Schools stay divided on education plan
The devil seems to be in the detail of the Government's flagship education policy, as opinion in schools remains divided.
Investing in Educational Success (IES) is a $359 million policy announced in January, which would include schools collaborating in groups, new teaching and leadership roles and a teacher-led innovation fund.
Education minister Hekia Parata says every effort has been made to include and inform the sector but many Waikato principals say they still want more detail on how the policy will play out.
NZEI union members yesterday cast the final votes on whether to reject the policy or negotiate on it.
Parata, who was in Hamilton yesterday, said the outcome of the vote was expected early next week. "That's nothing I can have influence over. We're just waiting to hear."

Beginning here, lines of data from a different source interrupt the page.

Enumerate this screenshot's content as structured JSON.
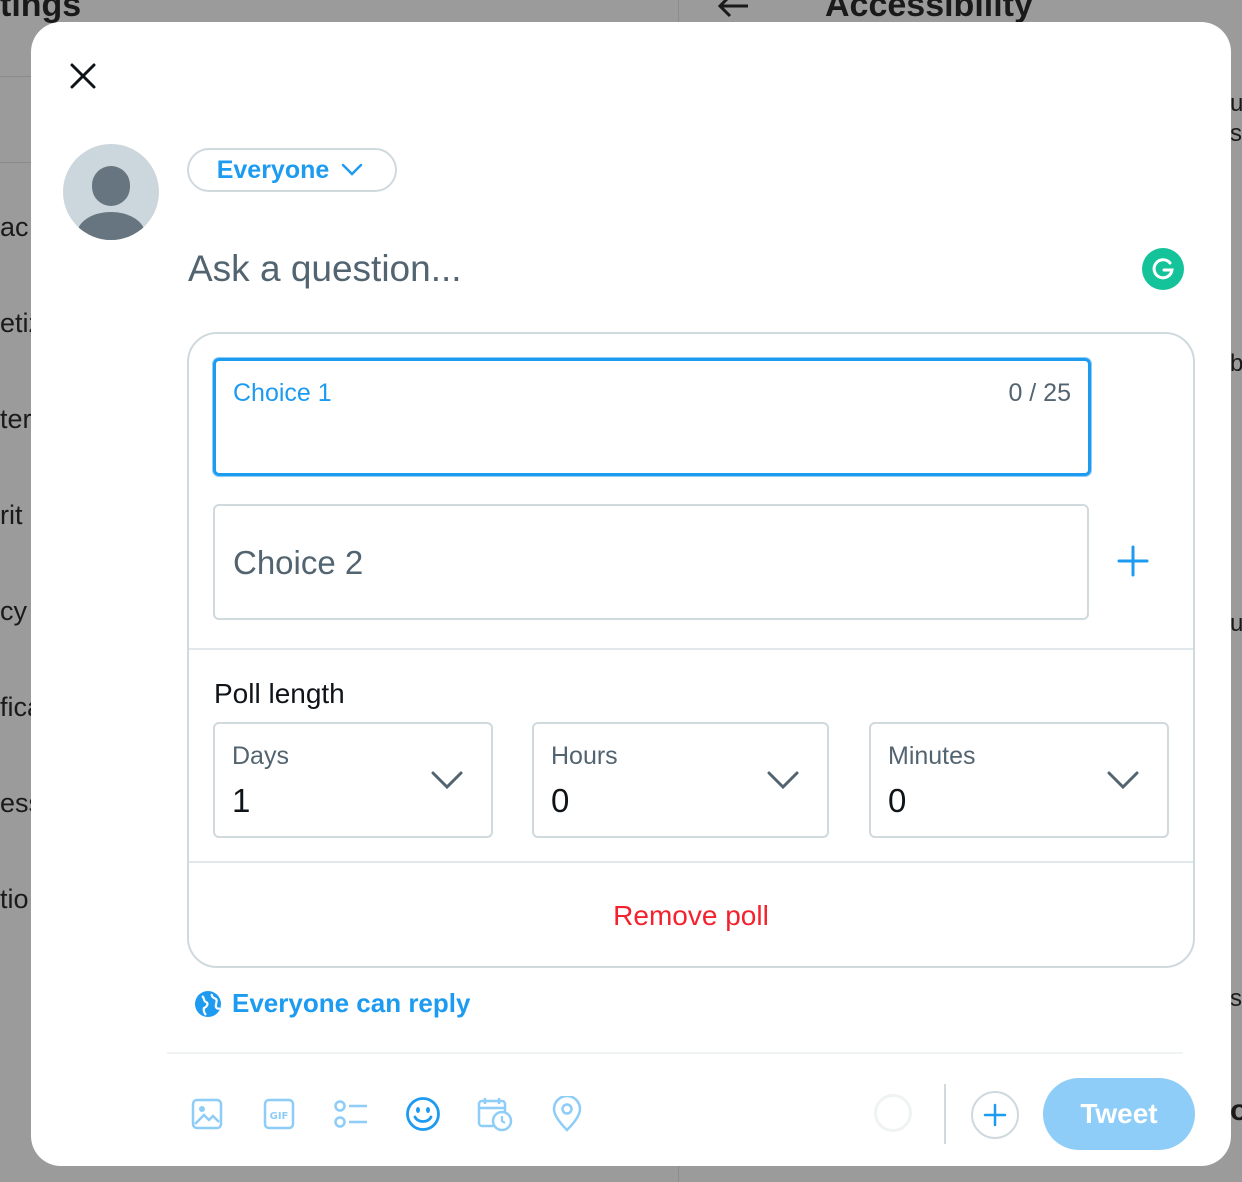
{
  "background": {
    "left_heading": "tings",
    "right_heading": "Accessibility",
    "left_fragments": [
      "ac",
      "etiz",
      "ter",
      "rit",
      "cy",
      "fica",
      "ess",
      "tio"
    ],
    "right_fragments": [
      "u",
      "s",
      "b",
      "u",
      "s",
      "oi"
    ]
  },
  "composer": {
    "audience_label": "Everyone",
    "question_placeholder": "Ask a question...",
    "poll": {
      "choice1_label": "Choice 1",
      "choice1_counter": "0 / 25",
      "choice2_label": "Choice 2",
      "poll_length_title": "Poll length",
      "days_label": "Days",
      "days_value": "1",
      "hours_label": "Hours",
      "hours_value": "0",
      "minutes_label": "Minutes",
      "minutes_value": "0",
      "remove_label": "Remove poll"
    },
    "reply_setting": "Everyone can reply",
    "tweet_button": "Tweet"
  },
  "icons": {
    "close": "close-icon",
    "media": "image-icon",
    "gif": "gif-icon",
    "poll": "poll-icon",
    "emoji": "emoji-icon",
    "schedule": "schedule-icon",
    "location": "location-icon",
    "add": "plus-icon",
    "globe": "globe-icon",
    "grammarly": "grammarly-icon"
  },
  "colors": {
    "accent": "#1d9bf0",
    "danger": "#f4212e",
    "tweet_disabled": "#8ecdf8",
    "grammarly": "#15c39a"
  }
}
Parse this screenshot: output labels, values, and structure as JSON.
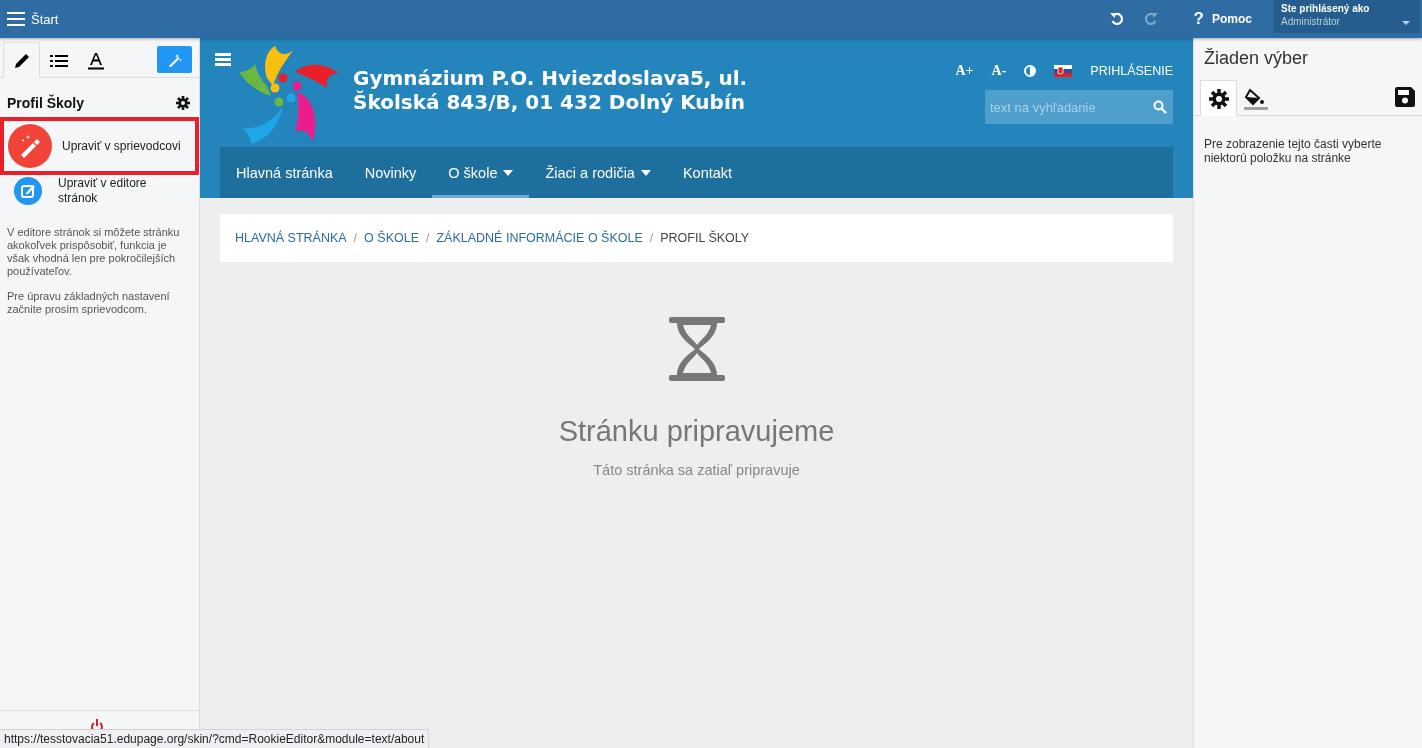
{
  "topbar": {
    "title": "Štart",
    "undo_disabled": false,
    "redo_disabled": true,
    "help_mark": "?",
    "help_label": "Pomoc",
    "user_label": "Ste prihlásený ako",
    "user_name": "Administrátor"
  },
  "left_panel": {
    "tabs": [
      {
        "kind": "pencil",
        "selected": true
      },
      {
        "kind": "list",
        "selected": false
      },
      {
        "kind": "font",
        "selected": false
      }
    ],
    "section_title": "Profil Školy",
    "actions": [
      {
        "kind": "wizard",
        "label": "Upraviť v sprievodcovi",
        "highlighted": true
      },
      {
        "kind": "editor",
        "label": "Upraviť v editore stránok",
        "highlighted": false
      }
    ],
    "paragraphs": [
      "V editore stránok si môžete stránku akokoľvek prispôsobiť, funkcia je však vhodná len pre pokročilejších používateľov.",
      "Pre úpravu základných nastavení začnite prosím sprievodcom."
    ]
  },
  "site": {
    "title_lines": [
      "Gymnázium P.O. Hviezdoslava5, ul.",
      "Školská 843/B, 01 432 Dolný Kubín"
    ],
    "font_larger": "A+",
    "font_smaller": "A-",
    "login": "PRIHLÁSENIE",
    "search": {
      "placeholder": "text na vyhľadanie"
    },
    "nav": [
      {
        "label": "Hlavná stránka",
        "selected": false,
        "dropdown": false
      },
      {
        "label": "Novinky",
        "selected": false,
        "dropdown": false
      },
      {
        "label": "O škole",
        "selected": true,
        "dropdown": true
      },
      {
        "label": "Žiaci a rodičia",
        "selected": false,
        "dropdown": true
      },
      {
        "label": "Kontakt",
        "selected": false,
        "dropdown": false
      }
    ],
    "breadcrumb_separator": "/",
    "breadcrumb": [
      {
        "label": "HLAVNÁ STRÁNKA",
        "current": false
      },
      {
        "label": "O ŠKOLE",
        "current": false
      },
      {
        "label": "ZÁKLADNÉ INFORMÁCIE O ŠKOLE",
        "current": false
      },
      {
        "label": "PROFIL ŠKOLY",
        "current": true
      }
    ],
    "empty_title": "Stránku pripravujeme",
    "empty_subtitle": "Táto stránka sa zatiaľ pripravuje"
  },
  "right_panel": {
    "title": "Žiaden výber",
    "tabs": [
      {
        "kind": "gear",
        "selected": true
      },
      {
        "kind": "paint",
        "selected": false
      }
    ],
    "message": "Pre zobrazenie tejto časti vyberte niektorú položku na stránke"
  },
  "status_url": "https://tesstovacia51.edupage.org/skin/?cmd=RookieEditor&module=text/about"
}
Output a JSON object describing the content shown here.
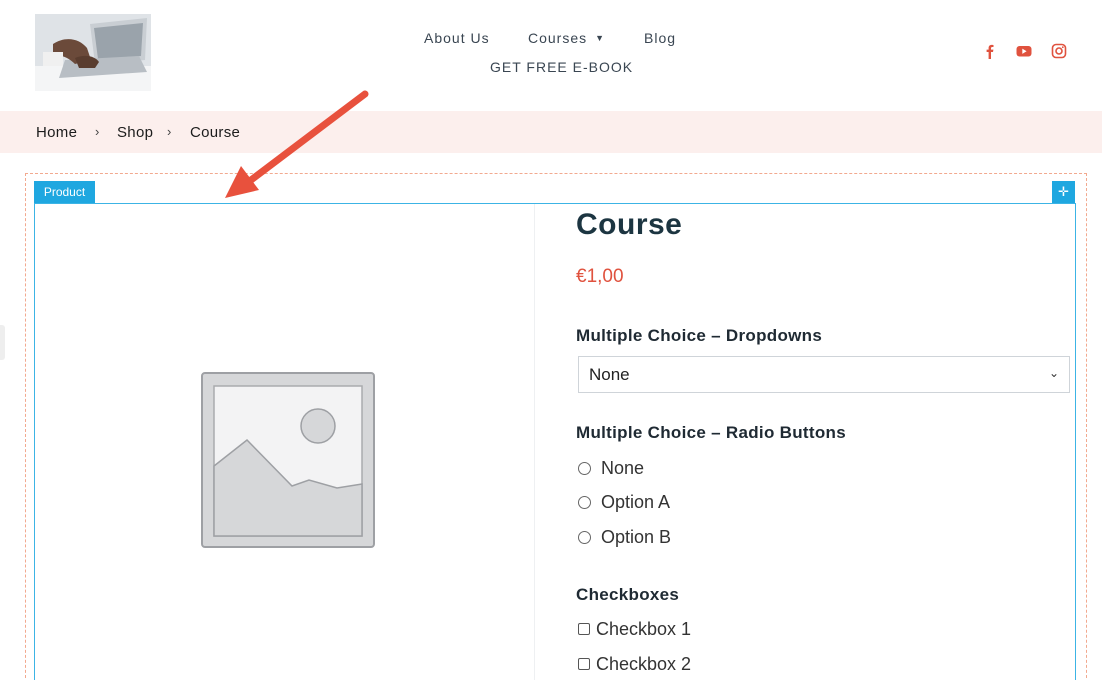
{
  "header": {
    "nav": {
      "about": "About Us",
      "courses": "Courses",
      "blog": "Blog",
      "ebook": "GET FREE E-BOOK"
    },
    "social": [
      "facebook-icon",
      "youtube-icon",
      "instagram-icon"
    ],
    "social_color": "#e0523e"
  },
  "breadcrumb": {
    "items": [
      "Home",
      "Shop",
      "Course"
    ],
    "separator": "›"
  },
  "editor": {
    "widget_label": "Product",
    "move_icon": "move-icon",
    "accent": "#1fa7e0"
  },
  "product": {
    "title": "Course",
    "price": "€1,00",
    "dropdown": {
      "label": "Multiple Choice – Dropdowns",
      "selected": "None"
    },
    "radio": {
      "label": "Multiple Choice – Radio Buttons",
      "options": [
        "None",
        "Option A",
        "Option B"
      ]
    },
    "checkboxes": {
      "label": "Checkboxes",
      "options": [
        "Checkbox 1",
        "Checkbox 2"
      ]
    }
  }
}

Bargaining was already underway with the PPTA.
The recurring theme among Waikato principals is a thirst for more information on the nuts and bolts of the policy.
Parata said detail was "freely available to the level it has been developed to so far.
"The reason why we can't say definitively ‘This is it' is because we're consulting with the very people that they're wanting us to consult with. So it's a process," she said.
Recommendations from a sector working group - including both teacher unions, different schooling levels and ethnic groups - had been worked on since May.
They included areas such as how communities would be defined and how tailored "achievement challenges" would be set and assessed.
Decisions on the policy had been published and meetings had been held around the country, Parata said.
Hillcrest High School principal Kelvin Whiting liked the concept of collaboration and said he was open to considering the policy.
"If there's opportunities with funding and resourcing that the Government is prepared to put into education in regard to raising student achievement then we're all supportive of that," he said.
"It's in the detail, really, about how it's going to actually work when the rubber hits the road."
But Waikato Principals' Association president John Coulam said he felt the proposal was being sped through.
"It's just typical. They create the policy and then they start working out the detail."
About half of the principals Coulam had spoken to felt they had enough information to work with the policy and the other half were opposed.
He said the ministry's plan to seek expressions of interest was putting the cart before the horse.
"What are you expressing an interest in if you don't know all the detail?"
Parata said the ministry had received indications from between 200 and 300 schools.
And there could be a "basket of measures" for success under IES, Parata said.
"National standards and NCEA progress, absolutely they'll be part of it. . . but they will not be the only ones."
Success measures would depend on the achievement challenges, which could be areas such as foundation literacy and numeracy or student attendance.
Deanwell School principal Pat Poland was relieved and said using national standards to measure success would be "a farce".
But he said sector consultation on IES wasn't genuine.
"The decisions have been pretty much made."